§ **PROBLEM DESCRIPTION**: The string "flyktingar" appears in some lines of the entries that follow; copy each such line.

BEGIN

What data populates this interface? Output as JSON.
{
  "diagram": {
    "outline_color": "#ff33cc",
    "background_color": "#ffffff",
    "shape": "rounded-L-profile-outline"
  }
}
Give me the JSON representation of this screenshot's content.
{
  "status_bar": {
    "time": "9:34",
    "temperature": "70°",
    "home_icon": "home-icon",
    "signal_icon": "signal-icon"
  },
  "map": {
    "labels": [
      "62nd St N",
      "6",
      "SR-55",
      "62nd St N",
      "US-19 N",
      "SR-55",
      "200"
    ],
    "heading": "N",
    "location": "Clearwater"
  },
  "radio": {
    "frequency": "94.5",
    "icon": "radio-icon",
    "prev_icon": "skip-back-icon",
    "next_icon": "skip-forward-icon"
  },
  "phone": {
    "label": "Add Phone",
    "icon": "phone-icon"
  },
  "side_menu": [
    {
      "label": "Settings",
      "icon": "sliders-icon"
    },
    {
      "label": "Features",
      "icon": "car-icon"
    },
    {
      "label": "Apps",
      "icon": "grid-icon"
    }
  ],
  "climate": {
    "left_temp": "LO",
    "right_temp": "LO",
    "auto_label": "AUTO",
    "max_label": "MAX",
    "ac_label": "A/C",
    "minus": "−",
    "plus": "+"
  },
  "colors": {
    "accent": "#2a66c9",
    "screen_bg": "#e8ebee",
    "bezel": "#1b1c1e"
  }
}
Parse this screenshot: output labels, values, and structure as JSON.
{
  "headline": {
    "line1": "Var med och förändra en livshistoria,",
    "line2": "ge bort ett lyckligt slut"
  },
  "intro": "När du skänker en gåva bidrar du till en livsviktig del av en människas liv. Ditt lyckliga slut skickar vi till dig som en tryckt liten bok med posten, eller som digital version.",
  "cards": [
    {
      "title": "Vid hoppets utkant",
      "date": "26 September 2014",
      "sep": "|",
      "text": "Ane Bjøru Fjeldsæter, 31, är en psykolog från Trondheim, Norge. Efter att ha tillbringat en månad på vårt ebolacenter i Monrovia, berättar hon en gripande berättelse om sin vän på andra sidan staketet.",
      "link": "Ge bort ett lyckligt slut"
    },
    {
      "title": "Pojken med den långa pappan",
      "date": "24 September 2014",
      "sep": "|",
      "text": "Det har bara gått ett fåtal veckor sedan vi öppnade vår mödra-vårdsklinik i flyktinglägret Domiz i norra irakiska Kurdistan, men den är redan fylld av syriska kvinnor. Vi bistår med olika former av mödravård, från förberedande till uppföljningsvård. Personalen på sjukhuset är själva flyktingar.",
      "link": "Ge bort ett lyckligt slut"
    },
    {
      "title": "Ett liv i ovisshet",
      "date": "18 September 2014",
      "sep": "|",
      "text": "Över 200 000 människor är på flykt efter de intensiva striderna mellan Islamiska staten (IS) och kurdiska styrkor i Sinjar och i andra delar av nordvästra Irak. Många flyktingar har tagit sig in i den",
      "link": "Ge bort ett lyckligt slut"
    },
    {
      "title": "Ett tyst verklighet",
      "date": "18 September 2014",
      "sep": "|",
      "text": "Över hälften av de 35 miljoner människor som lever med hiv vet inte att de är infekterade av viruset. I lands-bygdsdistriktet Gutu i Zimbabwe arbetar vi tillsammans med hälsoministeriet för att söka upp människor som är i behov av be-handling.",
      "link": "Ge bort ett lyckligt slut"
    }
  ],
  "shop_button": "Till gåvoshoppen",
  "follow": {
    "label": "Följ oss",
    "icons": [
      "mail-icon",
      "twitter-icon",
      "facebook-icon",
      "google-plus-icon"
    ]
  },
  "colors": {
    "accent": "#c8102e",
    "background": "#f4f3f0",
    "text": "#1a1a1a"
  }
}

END

§ **RESULT**:
      "text": "Det har bara gått ett fåtal veckor sedan vi öppnade vår mödra-vårdsklinik i flyktinglägret Domiz i norra irakiska Kurdistan, men den är redan fylld av syriska kvinnor. Vi bistår med olika former av mödravård, från förberedande till uppföljningsvård. Personalen på sjukhuset är själva flyktingar.",
      "text": "Över 200 000 människor är på flykt efter de intensiva striderna mellan Islamiska staten (IS) och kurdiska styrkor i Sinjar och i andra delar av nordvästra Irak. Många flyktingar har tagit sig in i den",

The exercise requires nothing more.